It should go without saying but in addition to reflecting on you, a testimonial reflects on your customer.  Even if you are making them largely anonymous, extend them the courtesy of copy edits to make their words suitable for public distribution.  If I never see [sic] in a testimonial again it will be too soon.

Don’t Forget the Guarantee

I don’t feel like elaborating on this, other than to say I once walked out the door without pants on.  That is a pretty serious oversight, but it still isn’t as bad as forgetting your trusty money-back guarantee.

Address Your Shadow Audience

Google likes to see certain things on landing pages and hates to see others.  You really don’t want to tick them off.  Most of my readers are honest businessmen, which automatically saves you a lot of the headaches, but there are a few subtleties:

  1. Trust markers like a privacy policy, return policy, etc go a long way.
  2. Don’t look like an affiliate.  Google is very ambivalent about affiliates — they make billions off of them, but to the maximum extent possible Google would rather disintermediate the affiliate, because they feel that a) it provides a better customer experience and b) Google should be getting the money the affiliate does.
  3. Landing pages have a tendency to repeat large swathes of text, which could cause duplicate content problems for your site.  This is particularly acute if you build them on an industrial scale (about which I will have more to say later).  Save yourself some pain and either exclude your landing pages from the index using robots.txt or include the following code in your header somewhere:

<meta name="googlebot" content="noindex, noarchive, nosnippet">

Technically speaking there are more search engines than Google to worry about.  Hah.  Sorry, where was I.

Provide Continuity

Marketers sometimes say “information scent”, but I like continuity: seeing your ad, clicking on your ad, reading your landing page, and then interaction with The One True Goal should be one continuous flow, free of jarring transitions and mental static.  For example, you should have your ad call to action anticipate the call to action text on your landing page.  Thus:

Notice how I’m focused on the proposition of “quickly”, with the call to action “Try now, no download required!”

That matches my call to action on the landing page:

This means that for a large portion of my visitors, I get the click to the purple “for free” : they’re already mentally invested in trying now, no download required.  That is why they came here.  So I don’t have to convince them so much with the other text on the page.

Of course, that doesn’t help much if I lose them at the signup form.  Candidly, my signup form could use some work — it performs much, much better than my download/install rigamarole ever did, but it severely needs a graphical upgrade and some interaction design TLC.  However, there is one trick to it that I’m fairly happy about.  I’ll share that with you guys this weekend, as it is a little subtle and I want to collect a few more days of data to show you that it actually works.

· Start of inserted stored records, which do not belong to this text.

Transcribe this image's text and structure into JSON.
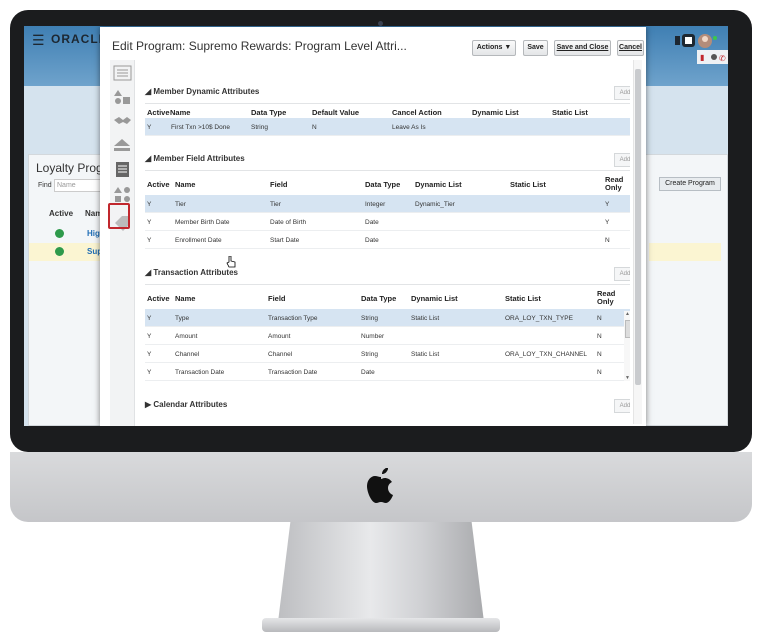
{
  "app": {
    "brand": "ORACLE",
    "menu_icon": "hamburger-icon"
  },
  "background_page": {
    "title": "Loyalty Progr",
    "find_label": "Find",
    "find_placeholder": "Name",
    "columns": [
      "Active",
      "Nam"
    ],
    "rows": [
      {
        "name": "High"
      },
      {
        "name": "Sup"
      }
    ],
    "create_button": "Create Program"
  },
  "dialog": {
    "title": "Edit Program: Supremo Rewards: Program Level Attri...",
    "buttons": {
      "actions": "Actions",
      "save": "Save",
      "save_close": "Save and Close",
      "cancel": "Cancel"
    },
    "sections": {
      "member_dynamic": {
        "title": "Member Dynamic Attributes",
        "add": "Add",
        "columns": [
          "Active",
          "Name",
          "Data Type",
          "Default Value",
          "Cancel Action",
          "Dynamic List",
          "Static List"
        ],
        "rows": [
          {
            "active": "Y",
            "name": "First Txn >10$ Done",
            "data_type": "String",
            "default_value": "N",
            "cancel_action": "Leave As Is",
            "dynamic_list": "",
            "static_list": ""
          }
        ]
      },
      "member_field": {
        "title": "Member Field Attributes",
        "add": "Add",
        "columns": [
          "Active",
          "Name",
          "Field",
          "Data Type",
          "Dynamic List",
          "Static List",
          "Read Only"
        ],
        "rows": [
          {
            "active": "Y",
            "name": "Tier",
            "field": "Tier",
            "data_type": "Integer",
            "dynamic_list": "Dynamic_Tier",
            "static_list": "",
            "read_only": "Y"
          },
          {
            "active": "Y",
            "name": "Member Birth Date",
            "field": "Date of Birth",
            "data_type": "Date",
            "dynamic_list": "",
            "static_list": "",
            "read_only": "Y"
          },
          {
            "active": "Y",
            "name": "Enrollment Date",
            "field": "Start Date",
            "data_type": "Date",
            "dynamic_list": "",
            "static_list": "",
            "read_only": "N"
          }
        ]
      },
      "transaction": {
        "title": "Transaction Attributes",
        "add": "Add",
        "columns": [
          "Active",
          "Name",
          "Field",
          "Data Type",
          "Dynamic List",
          "Static List",
          "Read Only"
        ],
        "rows": [
          {
            "active": "Y",
            "name": "Type",
            "field": "Transaction Type",
            "data_type": "String",
            "dynamic_list": "Static List",
            "static_list": "ORA_LOY_TXN_TYPE",
            "read_only": "N"
          },
          {
            "active": "Y",
            "name": "Amount",
            "field": "Amount",
            "data_type": "Number",
            "dynamic_list": "",
            "static_list": "",
            "read_only": "N"
          },
          {
            "active": "Y",
            "name": "Channel",
            "field": "Channel",
            "data_type": "String",
            "dynamic_list": "Static List",
            "static_list": "ORA_LOY_TXN_CHANNEL",
            "read_only": "N"
          },
          {
            "active": "Y",
            "name": "Transaction Date",
            "field": "Transaction Date",
            "data_type": "Date",
            "dynamic_list": "",
            "static_list": "",
            "read_only": "N"
          }
        ]
      },
      "calendar": {
        "title": "Calendar Attributes",
        "add": "Add"
      }
    }
  },
  "colors": {
    "selected_row": "#d6e4f2",
    "highlight_box": "#c1272d",
    "active_check": "#2e9a4b"
  }
}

Preview of coming attractions: I have often said that paying a freelancer to write content for my website was probably my best ROI ever.  This resulted in over 700 pages which are very responsive to exactly what searchers want.  What if it had also resulted in 700 ads?